#### Exercise inputs

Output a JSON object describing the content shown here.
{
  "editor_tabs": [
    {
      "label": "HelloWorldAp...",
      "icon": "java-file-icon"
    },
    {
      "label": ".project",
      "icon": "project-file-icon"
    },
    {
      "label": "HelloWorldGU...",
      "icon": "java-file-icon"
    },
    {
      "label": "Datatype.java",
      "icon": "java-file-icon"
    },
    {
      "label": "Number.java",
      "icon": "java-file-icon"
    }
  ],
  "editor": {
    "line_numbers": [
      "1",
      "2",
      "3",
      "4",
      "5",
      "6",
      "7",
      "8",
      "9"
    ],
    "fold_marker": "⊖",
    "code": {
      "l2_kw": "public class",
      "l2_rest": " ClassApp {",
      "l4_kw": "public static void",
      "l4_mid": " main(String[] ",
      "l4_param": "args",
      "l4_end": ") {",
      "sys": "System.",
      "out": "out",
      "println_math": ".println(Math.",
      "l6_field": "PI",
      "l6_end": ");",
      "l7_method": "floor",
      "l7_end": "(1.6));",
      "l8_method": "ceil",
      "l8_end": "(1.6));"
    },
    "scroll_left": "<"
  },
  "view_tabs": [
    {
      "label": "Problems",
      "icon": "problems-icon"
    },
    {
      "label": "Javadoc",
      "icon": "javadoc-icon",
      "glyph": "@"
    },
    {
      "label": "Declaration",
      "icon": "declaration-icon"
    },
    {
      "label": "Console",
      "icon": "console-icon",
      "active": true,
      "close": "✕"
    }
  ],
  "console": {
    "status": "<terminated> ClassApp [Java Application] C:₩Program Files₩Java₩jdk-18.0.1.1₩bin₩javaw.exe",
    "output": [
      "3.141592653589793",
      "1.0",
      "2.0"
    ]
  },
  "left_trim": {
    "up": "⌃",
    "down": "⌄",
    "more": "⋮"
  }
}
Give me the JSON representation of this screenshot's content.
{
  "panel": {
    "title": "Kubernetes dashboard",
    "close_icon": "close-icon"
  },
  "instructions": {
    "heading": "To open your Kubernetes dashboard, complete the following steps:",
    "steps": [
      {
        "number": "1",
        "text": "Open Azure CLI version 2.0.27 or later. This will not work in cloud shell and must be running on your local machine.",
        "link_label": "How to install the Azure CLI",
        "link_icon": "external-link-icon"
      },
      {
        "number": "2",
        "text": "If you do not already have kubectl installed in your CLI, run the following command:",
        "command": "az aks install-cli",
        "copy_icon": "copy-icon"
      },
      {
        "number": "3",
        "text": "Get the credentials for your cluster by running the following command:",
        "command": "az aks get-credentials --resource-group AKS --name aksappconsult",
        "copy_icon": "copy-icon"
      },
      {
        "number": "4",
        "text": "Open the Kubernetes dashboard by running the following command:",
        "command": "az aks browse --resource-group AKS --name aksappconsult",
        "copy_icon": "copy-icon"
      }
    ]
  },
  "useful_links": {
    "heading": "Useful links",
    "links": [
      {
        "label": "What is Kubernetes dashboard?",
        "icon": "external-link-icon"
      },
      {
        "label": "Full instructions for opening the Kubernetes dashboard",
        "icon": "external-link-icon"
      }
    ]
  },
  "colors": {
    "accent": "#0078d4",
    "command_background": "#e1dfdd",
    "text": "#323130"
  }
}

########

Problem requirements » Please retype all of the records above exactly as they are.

Answer box »
Output a JSON object describing the content shown here.
{
  "editor_tabs": [
    {
      "label": "HelloWorldAp...",
      "icon": "java-file-icon"
    },
    {
      "label": ".project",
      "icon": "project-file-icon"
    },
    {
      "label": "HelloWorldGU...",
      "icon": "java-file-icon"
    },
    {
      "label": "Datatype.java",
      "icon": "java-file-icon"
    },
    {
      "label": "Number.java",
      "icon": "java-file-icon"
    }
  ],
  "editor": {
    "line_numbers": [
      "1",
      "2",
      "3",
      "4",
      "5",
      "6",
      "7",
      "8",
      "9"
    ],
    "fold_marker": "⊖",
    "code": {
      "l2_kw": "public class",
      "l2_rest": " ClassApp {",
      "l4_kw": "public static void",
      "l4_mid": " main(String[] ",
      "l4_param": "args",
      "l4_end": ") {",
      "sys": "System.",
      "out": "out",
      "println_math": ".println(Math.",
      "l6_field": "PI",
      "l6_end": ");",
      "l7_method": "floor",
      "l7_end": "(1.6));",
      "l8_method": "ceil",
      "l8_end": "(1.6));"
    },
    "scroll_left": "<"
  },
  "view_tabs": [
    {
      "label": "Problems",
      "icon": "problems-icon"
    },
    {
      "label": "Javadoc",
      "icon": "javadoc-icon",
      "glyph": "@"
    },
    {
      "label": "Declaration",
      "icon": "declaration-icon"
    },
    {
      "label": "Console",
      "icon": "console-icon",
      "active": true,
      "close": "✕"
    }
  ],
  "console": {
    "status": "<terminated> ClassApp [Java Application] C:₩Program Files₩Java₩jdk-18.0.1.1₩bin₩javaw.exe",
    "output": [
      "3.141592653589793",
      "1.0",
      "2.0"
    ]
  },
  "left_trim": {
    "up": "⌃",
    "down": "⌄",
    "more": "⋮"
  }
}
Give me the JSON representation of this screenshot's content.
{
  "panel": {
    "title": "Kubernetes dashboard",
    "close_icon": "close-icon"
  },
  "instructions": {
    "heading": "To open your Kubernetes dashboard, complete the following steps:",
    "steps": [
      {
        "number": "1",
        "text": "Open Azure CLI version 2.0.27 or later. This will not work in cloud shell and must be running on your local machine.",
        "link_label": "How to install the Azure CLI",
        "link_icon": "external-link-icon"
      },
      {
        "number": "2",
        "text": "If you do not already have kubectl installed in your CLI, run the following command:",
        "command": "az aks install-cli",
        "copy_icon": "copy-icon"
      },
      {
        "number": "3",
        "text": "Get the credentials for your cluster by running the following command:",
        "command": "az aks get-credentials --resource-group AKS --name aksappconsult",
        "copy_icon": "copy-icon"
      },
      {
        "number": "4",
        "text": "Open the Kubernetes dashboard by running the following command:",
        "command": "az aks browse --resource-group AKS --name aksappconsult",
        "copy_icon": "copy-icon"
      }
    ]
  },
  "useful_links": {
    "heading": "Useful links",
    "links": [
      {
        "label": "What is Kubernetes dashboard?",
        "icon": "external-link-icon"
      },
      {
        "label": "Full instructions for opening the Kubernetes dashboard",
        "icon": "external-link-icon"
      }
    ]
  },
  "colors": {
    "accent": "#0078d4",
    "command_background": "#e1dfdd",
    "text": "#323130"
  }
}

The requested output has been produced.